DATA EXTRACTS:
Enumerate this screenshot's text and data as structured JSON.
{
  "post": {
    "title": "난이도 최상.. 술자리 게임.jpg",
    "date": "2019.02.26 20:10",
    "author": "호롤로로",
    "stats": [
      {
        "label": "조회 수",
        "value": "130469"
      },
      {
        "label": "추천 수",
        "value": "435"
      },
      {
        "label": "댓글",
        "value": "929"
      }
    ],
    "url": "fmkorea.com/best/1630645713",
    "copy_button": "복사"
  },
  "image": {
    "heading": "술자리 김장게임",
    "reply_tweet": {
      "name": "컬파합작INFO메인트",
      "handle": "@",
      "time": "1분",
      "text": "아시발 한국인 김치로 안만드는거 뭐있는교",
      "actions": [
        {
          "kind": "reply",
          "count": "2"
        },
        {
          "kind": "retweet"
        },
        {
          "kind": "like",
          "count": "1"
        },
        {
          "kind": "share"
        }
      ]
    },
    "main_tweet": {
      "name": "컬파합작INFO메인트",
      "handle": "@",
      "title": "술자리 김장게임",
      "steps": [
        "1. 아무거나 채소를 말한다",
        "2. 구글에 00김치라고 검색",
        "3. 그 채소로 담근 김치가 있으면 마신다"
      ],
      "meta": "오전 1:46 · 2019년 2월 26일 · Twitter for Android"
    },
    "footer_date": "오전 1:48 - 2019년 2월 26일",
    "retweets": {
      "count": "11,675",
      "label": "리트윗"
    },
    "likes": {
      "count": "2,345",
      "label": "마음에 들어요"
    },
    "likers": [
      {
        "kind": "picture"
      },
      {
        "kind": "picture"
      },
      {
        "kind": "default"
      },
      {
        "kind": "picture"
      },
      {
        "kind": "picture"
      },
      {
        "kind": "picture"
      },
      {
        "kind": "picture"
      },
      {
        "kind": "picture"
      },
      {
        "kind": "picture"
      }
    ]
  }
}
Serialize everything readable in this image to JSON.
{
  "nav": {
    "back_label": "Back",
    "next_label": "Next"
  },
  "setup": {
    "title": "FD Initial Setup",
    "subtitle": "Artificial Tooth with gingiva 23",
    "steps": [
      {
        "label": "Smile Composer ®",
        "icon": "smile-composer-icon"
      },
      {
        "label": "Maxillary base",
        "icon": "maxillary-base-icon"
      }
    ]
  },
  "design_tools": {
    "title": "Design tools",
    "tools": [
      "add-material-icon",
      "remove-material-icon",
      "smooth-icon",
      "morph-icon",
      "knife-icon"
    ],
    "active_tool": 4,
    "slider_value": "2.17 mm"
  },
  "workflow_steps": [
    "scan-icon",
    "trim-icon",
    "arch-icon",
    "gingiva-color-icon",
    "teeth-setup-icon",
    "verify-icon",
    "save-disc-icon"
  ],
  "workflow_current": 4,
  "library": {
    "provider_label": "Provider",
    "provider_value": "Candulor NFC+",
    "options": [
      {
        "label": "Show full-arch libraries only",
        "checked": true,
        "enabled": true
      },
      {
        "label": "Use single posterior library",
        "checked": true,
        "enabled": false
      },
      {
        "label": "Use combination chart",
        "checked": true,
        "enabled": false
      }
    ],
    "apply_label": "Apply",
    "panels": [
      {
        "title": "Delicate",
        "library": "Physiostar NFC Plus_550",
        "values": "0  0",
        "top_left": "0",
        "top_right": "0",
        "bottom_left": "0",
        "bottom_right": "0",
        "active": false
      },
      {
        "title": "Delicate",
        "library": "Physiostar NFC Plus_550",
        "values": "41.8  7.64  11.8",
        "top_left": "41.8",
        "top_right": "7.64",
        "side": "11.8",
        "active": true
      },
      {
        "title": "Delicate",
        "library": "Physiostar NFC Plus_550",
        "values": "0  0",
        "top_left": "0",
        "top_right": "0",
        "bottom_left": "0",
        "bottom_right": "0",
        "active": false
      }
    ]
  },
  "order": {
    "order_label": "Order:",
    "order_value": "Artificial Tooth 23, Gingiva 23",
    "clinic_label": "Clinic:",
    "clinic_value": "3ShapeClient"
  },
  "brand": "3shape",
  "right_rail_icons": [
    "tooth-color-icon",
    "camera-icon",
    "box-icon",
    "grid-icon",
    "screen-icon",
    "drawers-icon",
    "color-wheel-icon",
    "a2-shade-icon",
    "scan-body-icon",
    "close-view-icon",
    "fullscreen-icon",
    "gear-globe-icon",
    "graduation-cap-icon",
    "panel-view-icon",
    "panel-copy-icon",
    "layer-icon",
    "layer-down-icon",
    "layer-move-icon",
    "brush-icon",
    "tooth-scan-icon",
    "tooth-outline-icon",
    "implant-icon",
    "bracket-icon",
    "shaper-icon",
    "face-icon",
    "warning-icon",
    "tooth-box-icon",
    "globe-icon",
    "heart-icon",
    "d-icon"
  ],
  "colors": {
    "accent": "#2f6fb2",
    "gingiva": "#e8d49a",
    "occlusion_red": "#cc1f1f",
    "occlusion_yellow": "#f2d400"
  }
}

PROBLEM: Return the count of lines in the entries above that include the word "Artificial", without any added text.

REPLY: 2